By Kara Witherow, Editor
Psalm 23 runs on a continuous loop in Brandy Floyd’s head these days.
“Even though I walk through the darkest valley, I fear no evil; for you are with me…”
Floyd, a busy physician assistant in Blakely and member of Blakely First United Methodist Church, is concerned about her patients, her family, and her community.
In the past two months, her family practice clinic, Pioneer Family Medical, has had to convert to telemedicine as the COVID-19 pandemic took hold of the small town.
Instead of examining patients face to face, the clinic is now treating 40 to 60 patients virtually each day, mostly via phone. If a patient needs testing, a nurse will don personal protective equipment (PPE) and conduct the testing at the patient’s car.
“We’re having to determine the difference between allergies and coronavirus over the phone. It’s very hard to determine sometime,” said Floyd, who also treats nursing home patients every other month. “I’m reassuring a lot of people, prescribing medicine over the phone … our goal here is to keep patients out of the emergency room.”
Early County, in rural southwest Georgia, had, as of Monday, May 4, 221 coronavirus cases, 23 deaths, and 13 hospitalizations, according to the Georgia Department of Public Health.
More than 1,178,200 people in the United States have been infected with the coronavirus and at least 68,300 have died, according to a New York Times database. More than 1,000 additional deaths have been announced every day since April 2.
For Floyd, the COVID-19 crisis has changed everything about the way she practices medicine.
“It’s so different. COVID has changed so much,” she said. “Things are changing, literally, day to day, and we’re all having to keep up, and that’s hard to do. I’m used to looking things up, but there are no good studies to look up. There’s nothing out there. And trying to protect ourselves, our patients, and our families is a real struggle.”
She knows, though, despite the worry and anxiety, God is in the midst of this crisis. Psalm 23 reminds her of His promise.
“I know God is going to bring us through this and that psalm reminds me of that,” she said. “It does feel like the valley of the shadow of death right now – there’s so much unknown and there are so many deaths and so much sickness – but I have to fear no evil. I have to come to work every day and do what I can and be there for those who need us and know He’s with us.”
Lee Walker, a nurse practitioner at Optim Primary Care in Metter, is praying more now than before the pandemic.

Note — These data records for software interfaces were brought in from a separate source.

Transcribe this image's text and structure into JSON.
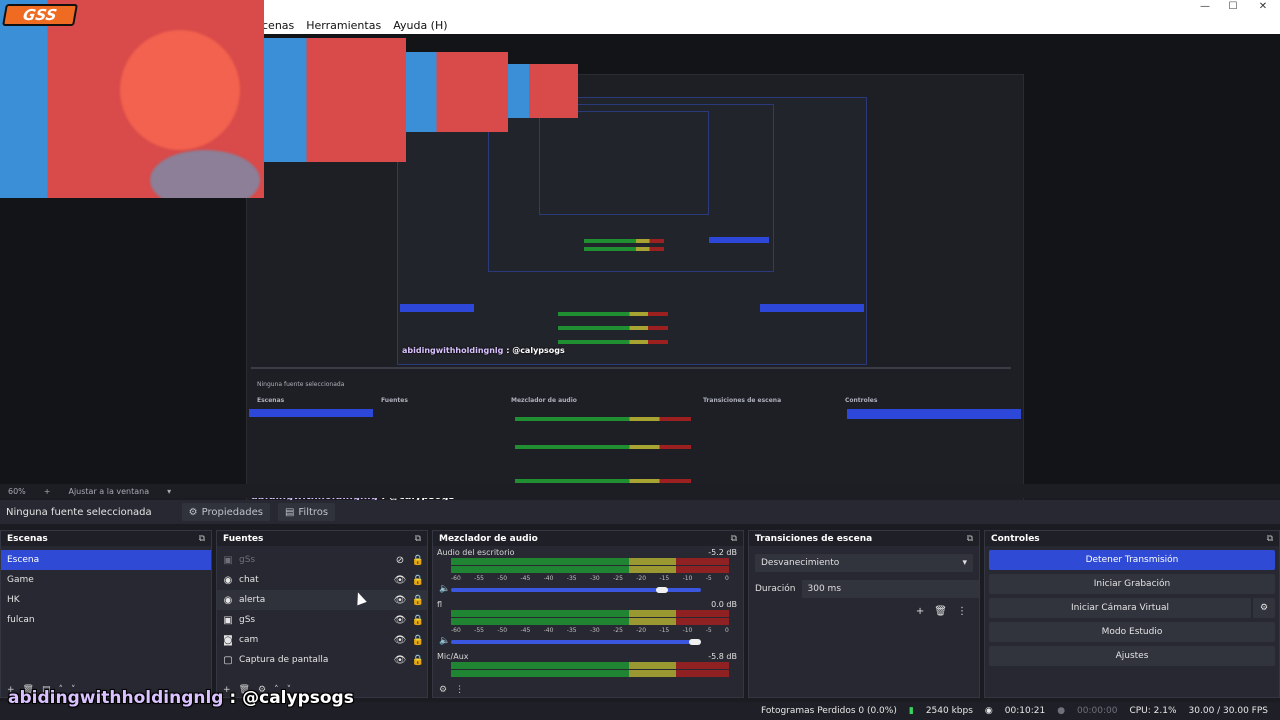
{
  "menubar": {
    "items": [
      "cenas",
      "Herramientas",
      "Ayuda (H)"
    ]
  },
  "window": {
    "minimize": "—",
    "maximize": "☐",
    "close": "✕"
  },
  "logo": "GSS",
  "zoom": {
    "level": "60%",
    "fit": "Ajustar a la ventana"
  },
  "selection": {
    "label": "Ninguna fuente seleccionada",
    "properties": "Propiedades",
    "filters": "Filtros"
  },
  "scenes": {
    "title": "Escenas",
    "items": [
      "Escena",
      "Game",
      "HK",
      "fulcan"
    ],
    "selected_index": 0
  },
  "sources": {
    "title": "Fuentes",
    "items": [
      {
        "label": "gSs",
        "icon": "image",
        "visible": false
      },
      {
        "label": "chat",
        "icon": "browser",
        "visible": true
      },
      {
        "label": "alerta",
        "icon": "browser",
        "visible": true
      },
      {
        "label": "gSs",
        "icon": "image",
        "visible": true
      },
      {
        "label": "cam",
        "icon": "camera",
        "visible": true
      },
      {
        "label": "Captura de pantalla",
        "icon": "display",
        "visible": true
      }
    ]
  },
  "mixer": {
    "title": "Mezclador de audio",
    "ticks": [
      "-60",
      "-55",
      "-50",
      "-45",
      "-40",
      "-35",
      "-30",
      "-25",
      "-20",
      "-15",
      "-10",
      "-5",
      "0"
    ],
    "channels": [
      {
        "name": "Audio del escritorio",
        "db": "-5.2 dB",
        "level": 0.86
      },
      {
        "name": "fl",
        "db": "0.0 dB",
        "level": 1.0
      },
      {
        "name": "Mic/Aux",
        "db": "-5.8 dB",
        "level": 0.85
      }
    ]
  },
  "transitions": {
    "title": "Transiciones de escena",
    "type": "Desvanecimiento",
    "duration_label": "Duración",
    "duration_value": "300 ms"
  },
  "controls": {
    "title": "Controles",
    "buttons": [
      "Detener Transmisión",
      "Iniciar Grabación",
      "Iniciar Cámara Virtual",
      "Modo Estudio",
      "Ajustes"
    ]
  },
  "status": {
    "dropped": "Fotogramas Perdidos 0 (0.0%)",
    "bitrate": "2540 kbps",
    "live_time": "00:10:21",
    "rec_time": "00:00:00",
    "cpu": "CPU: 2.1%",
    "fps": "30.00 / 30.00 FPS"
  },
  "overlay": {
    "user": "abidingwithholdingnlg",
    "separator": " : ",
    "message": "@calypsogs"
  },
  "colors": {
    "accent": "#2f4bd5",
    "panel": "#272831",
    "background": "#1b1c21"
  }
}
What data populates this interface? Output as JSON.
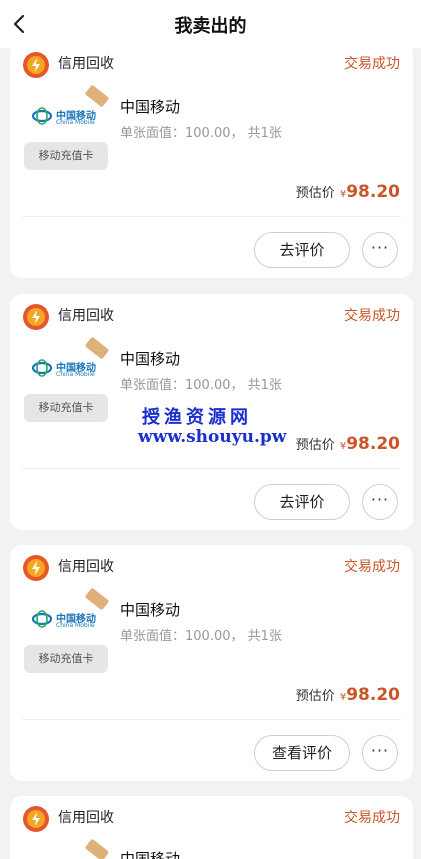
{
  "header": {
    "title": "我卖出的",
    "back_icon": "chevron-left-icon"
  },
  "orders": [
    {
      "merchant": "信用回收",
      "status": "交易成功",
      "product_name": "中国移动",
      "product_detail": "单张面值：100.00， 共1张",
      "card_badge": "移动充值卡",
      "price_label": "预估价",
      "currency": "¥",
      "price": "98.20",
      "action_label": "去评价"
    },
    {
      "merchant": "信用回收",
      "status": "交易成功",
      "product_name": "中国移动",
      "product_detail": "单张面值：100.00， 共1张",
      "card_badge": "移动充值卡",
      "price_label": "预估价",
      "currency": "¥",
      "price": "98.20",
      "action_label": "去评价"
    },
    {
      "merchant": "信用回收",
      "status": "交易成功",
      "product_name": "中国移动",
      "product_detail": "单张面值：100.00， 共1张",
      "card_badge": "移动充值卡",
      "price_label": "预估价",
      "currency": "¥",
      "price": "98.20",
      "action_label": "查看评价"
    },
    {
      "merchant": "信用回收",
      "status": "交易成功",
      "product_name": "中国移动"
    }
  ],
  "brand": {
    "logo_cn": "中国移动",
    "logo_en": "China Mobile"
  },
  "more_label": "···",
  "watermark": {
    "line1": "授渔资源网",
    "line2": "www.shouyu.pw"
  },
  "colors": {
    "accent": "#c9562a",
    "background": "#f2f2f2",
    "watermark": "#1a2fd0"
  }
}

“I am concerned for the people I know that are actually working on the frontline of this situation,” said Walker, a member of Statesboro First United Methodist Church.
As a family practice nurse practitioner, Walker said his practice is using telemedicine to continue seeing and treating patients, and he’s working hard to educate and inform as many as possible about the virus.
“I know God has all of this in his hands and thankfully we have the faith that this too shall pass. We will have to keep our eyes open to whatever comes our way and keep the faith.”
Working as an operating room Registered Nurse during the coronavirus pandemic is a stressful challenge, says Chris Merritt, a member of Hazlehurst First United Methodist Church.
All staff and patients at Coffee Regional Medical Center in Douglas undergo screening before entering the building, and only emergent and urgent cases are being treated. There has been a sharp decrease in the number of surgeries performed, Merritt said.
“One thing people don’t realize is how serious the situation actually is. It’s definitely to be respected,” he said.
Merritt has seen the community rally to support caregivers and patients by providing meals, holding a parking lot prayer vigil, and more.
“I have seen people in the community and hospital come together in ways that are refreshing. We have seen an outpouring of love and support from businesses, churches, and just the general public,” he said. “It’s so wonderful to see the outpouring of love during these times to show that God is still present, even now.”